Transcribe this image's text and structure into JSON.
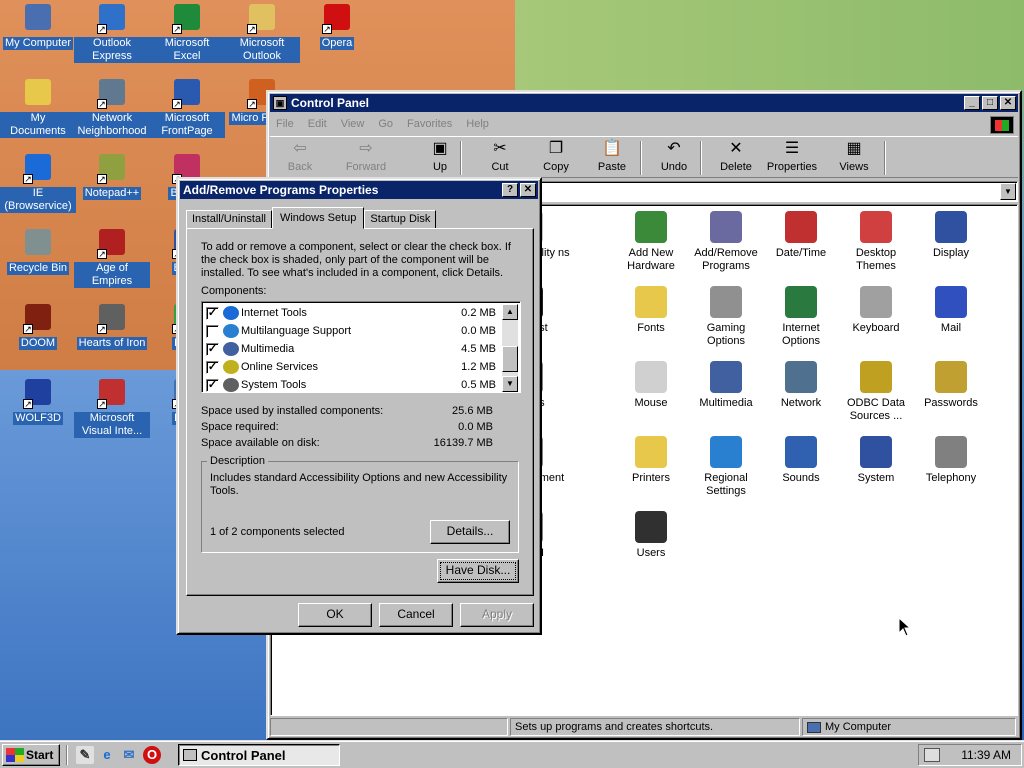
{
  "desktop": {
    "icons": [
      {
        "label": "My Computer",
        "icon": "my-computer-icon",
        "color": "#4a6fb0"
      },
      {
        "label": "Outlook Express",
        "icon": "outlook-express-icon",
        "color": "#2f70c8"
      },
      {
        "label": "Microsoft Excel",
        "icon": "excel-icon",
        "color": "#1f8a3a"
      },
      {
        "label": "Microsoft Outlook",
        "icon": "outlook-icon",
        "color": "#e0c060"
      },
      {
        "label": "Opera",
        "icon": "opera-icon",
        "color": "#d01010"
      },
      {
        "label": "My Documents",
        "icon": "folder-documents-icon",
        "color": "#e8c84a"
      },
      {
        "label": "Network Neighborhood",
        "icon": "network-icon",
        "color": "#607890"
      },
      {
        "label": "Microsoft FrontPage",
        "icon": "frontpage-icon",
        "color": "#2a5ab0"
      },
      {
        "label": "Micro Power",
        "icon": "powerpoint-icon",
        "color": "#d06020"
      },
      {
        "label": "IE (Browservice)",
        "icon": "ie-icon",
        "color": "#1a6ad8"
      },
      {
        "label": "Notepad++",
        "icon": "notepad-icon",
        "color": "#90a040"
      },
      {
        "label": "Belo D",
        "icon": "belo-icon",
        "color": "#c03060"
      },
      {
        "label": "Recycle Bin",
        "icon": "recycle-bin-icon",
        "color": "#809090"
      },
      {
        "label": "Age of Empires",
        "icon": "age-of-empires-icon",
        "color": "#b02020"
      },
      {
        "label": "Big D",
        "icon": "big-icon",
        "color": "#3050a0"
      },
      {
        "label": "DOOM",
        "icon": "doom-icon",
        "color": "#802010"
      },
      {
        "label": "Hearts of Iron",
        "icon": "hearts-of-iron-icon",
        "color": "#606060"
      },
      {
        "label": "Pegg",
        "icon": "pegg-icon",
        "color": "#30a040"
      },
      {
        "label": "WOLF3D",
        "icon": "wolf3d-icon",
        "color": "#2040a0"
      },
      {
        "label": "Microsoft Visual Inte...",
        "icon": "visual-interdev-icon",
        "color": "#c03030"
      },
      {
        "label": "Pl Zo",
        "icon": "pl-zo-icon",
        "color": "#4070b0"
      }
    ]
  },
  "control_panel": {
    "title": "Control Panel",
    "menu": [
      "File",
      "Edit",
      "View",
      "Go",
      "Favorites",
      "Help"
    ],
    "toolbar": [
      {
        "label": "Back",
        "icon": "back-arrow-icon",
        "glyph": "⇦",
        "enabled": false
      },
      {
        "label": "Forward",
        "icon": "forward-arrow-icon",
        "glyph": "⇨",
        "enabled": false
      },
      {
        "label": "Up",
        "icon": "up-folder-icon",
        "glyph": "▣",
        "enabled": true
      },
      {
        "label": "Cut",
        "icon": "scissors-icon",
        "glyph": "✂",
        "enabled": true
      },
      {
        "label": "Copy",
        "icon": "copy-icon",
        "glyph": "❐",
        "enabled": true
      },
      {
        "label": "Paste",
        "icon": "paste-icon",
        "glyph": "📋",
        "enabled": true
      },
      {
        "label": "Undo",
        "icon": "undo-icon",
        "glyph": "↶",
        "enabled": true
      },
      {
        "label": "Delete",
        "icon": "delete-x-icon",
        "glyph": "✕",
        "enabled": true
      },
      {
        "label": "Properties",
        "icon": "properties-icon",
        "glyph": "☰",
        "enabled": true
      },
      {
        "label": "Views",
        "icon": "views-icon",
        "glyph": "▦",
        "enabled": true
      }
    ],
    "items": [
      {
        "label": "bility ns",
        "icon": "accessibility-icon",
        "color": "#c0c0c0"
      },
      {
        "label": "Add New Hardware",
        "icon": "add-hardware-icon",
        "color": "#3a8a3a"
      },
      {
        "label": "Add/Remove Programs",
        "icon": "add-remove-programs-icon",
        "color": "#6a6aa0"
      },
      {
        "label": "Date/Time",
        "icon": "date-time-icon",
        "color": "#c03030"
      },
      {
        "label": "Desktop Themes",
        "icon": "desktop-themes-icon",
        "color": "#d04040"
      },
      {
        "label": "Display",
        "icon": "display-icon",
        "color": "#3050a0"
      },
      {
        "label": "nst",
        "icon": "fonts-partial-icon",
        "color": "#202020"
      },
      {
        "label": "Fonts",
        "icon": "fonts-folder-icon",
        "color": "#e8c84a"
      },
      {
        "label": "Gaming Options",
        "icon": "joystick-icon",
        "color": "#909090"
      },
      {
        "label": "Internet Options",
        "icon": "internet-options-icon",
        "color": "#2a7a40"
      },
      {
        "label": "Keyboard",
        "icon": "keyboard-icon",
        "color": "#a0a0a0"
      },
      {
        "label": "Mail",
        "icon": "mail-icon",
        "color": "#3050c0"
      },
      {
        "label": "ns",
        "icon": "partial-icon",
        "color": "#808080"
      },
      {
        "label": "Mouse",
        "icon": "mouse-icon",
        "color": "#d0d0d0"
      },
      {
        "label": "Multimedia",
        "icon": "multimedia-icon",
        "color": "#4060a0"
      },
      {
        "label": "Network",
        "icon": "network-icon",
        "color": "#507090"
      },
      {
        "label": "ODBC Data Sources ...",
        "icon": "odbc-icon",
        "color": "#c0a020"
      },
      {
        "label": "Passwords",
        "icon": "passwords-key-icon",
        "color": "#c0a030"
      },
      {
        "label": "r ment",
        "icon": "power-management-icon",
        "color": "#808080"
      },
      {
        "label": "Printers",
        "icon": "printers-folder-icon",
        "color": "#e8c84a"
      },
      {
        "label": "Regional Settings",
        "icon": "globe-icon",
        "color": "#2a80d0"
      },
      {
        "label": "Sounds",
        "icon": "sounds-icon",
        "color": "#3060b0"
      },
      {
        "label": "System",
        "icon": "system-icon",
        "color": "#3050a0"
      },
      {
        "label": "Telephony",
        "icon": "telephony-icon",
        "color": "#808080"
      },
      {
        "label": "UI",
        "icon": "tweakui-icon",
        "color": "#808080"
      },
      {
        "label": "Users",
        "icon": "users-icon",
        "color": "#303030"
      }
    ],
    "status_left": "Sets up programs and creates shortcuts.",
    "status_right": "My Computer"
  },
  "dialog": {
    "title": "Add/Remove Programs Properties",
    "tabs": [
      "Install/Uninstall",
      "Windows Setup",
      "Startup Disk"
    ],
    "active_tab": "Windows Setup",
    "instructions": "To add or remove a component, select or clear the check box. If the check box is shaded, only part of the component will be installed. To see what's included in a component, click Details.",
    "components_label": "Components:",
    "components": [
      {
        "name": "Internet Tools",
        "size": "0.2 MB",
        "checked": true,
        "icon": "ie-icon",
        "color": "#1a6ad8"
      },
      {
        "name": "Multilanguage Support",
        "size": "0.0 MB",
        "checked": false,
        "icon": "globe-icon",
        "color": "#2a80d0"
      },
      {
        "name": "Multimedia",
        "size": "4.5 MB",
        "checked": true,
        "icon": "multimedia-icon",
        "color": "#4060a0"
      },
      {
        "name": "Online Services",
        "size": "1.2 MB",
        "checked": true,
        "icon": "online-services-icon",
        "color": "#c0b020"
      },
      {
        "name": "System Tools",
        "size": "0.5 MB",
        "checked": true,
        "icon": "system-tools-icon",
        "color": "#606060"
      }
    ],
    "space_used_label": "Space used by installed components:",
    "space_used": "25.6 MB",
    "space_required_label": "Space required:",
    "space_required": "0.0 MB",
    "space_available_label": "Space available on disk:",
    "space_available": "16139.7 MB",
    "description_label": "Description",
    "description": "Includes standard Accessibility Options and new Accessibility Tools.",
    "selected_count": "1 of 2 components selected",
    "details_button": "Details...",
    "have_disk_button": "Have Disk...",
    "ok_button": "OK",
    "cancel_button": "Cancel",
    "apply_button": "Apply"
  },
  "taskbar": {
    "start_label": "Start",
    "task_button": "Control Panel",
    "clock": "11:39 AM"
  }
}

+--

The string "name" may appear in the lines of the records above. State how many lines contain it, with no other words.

» **SOLUTION FOR THIS PROBLEM**:
5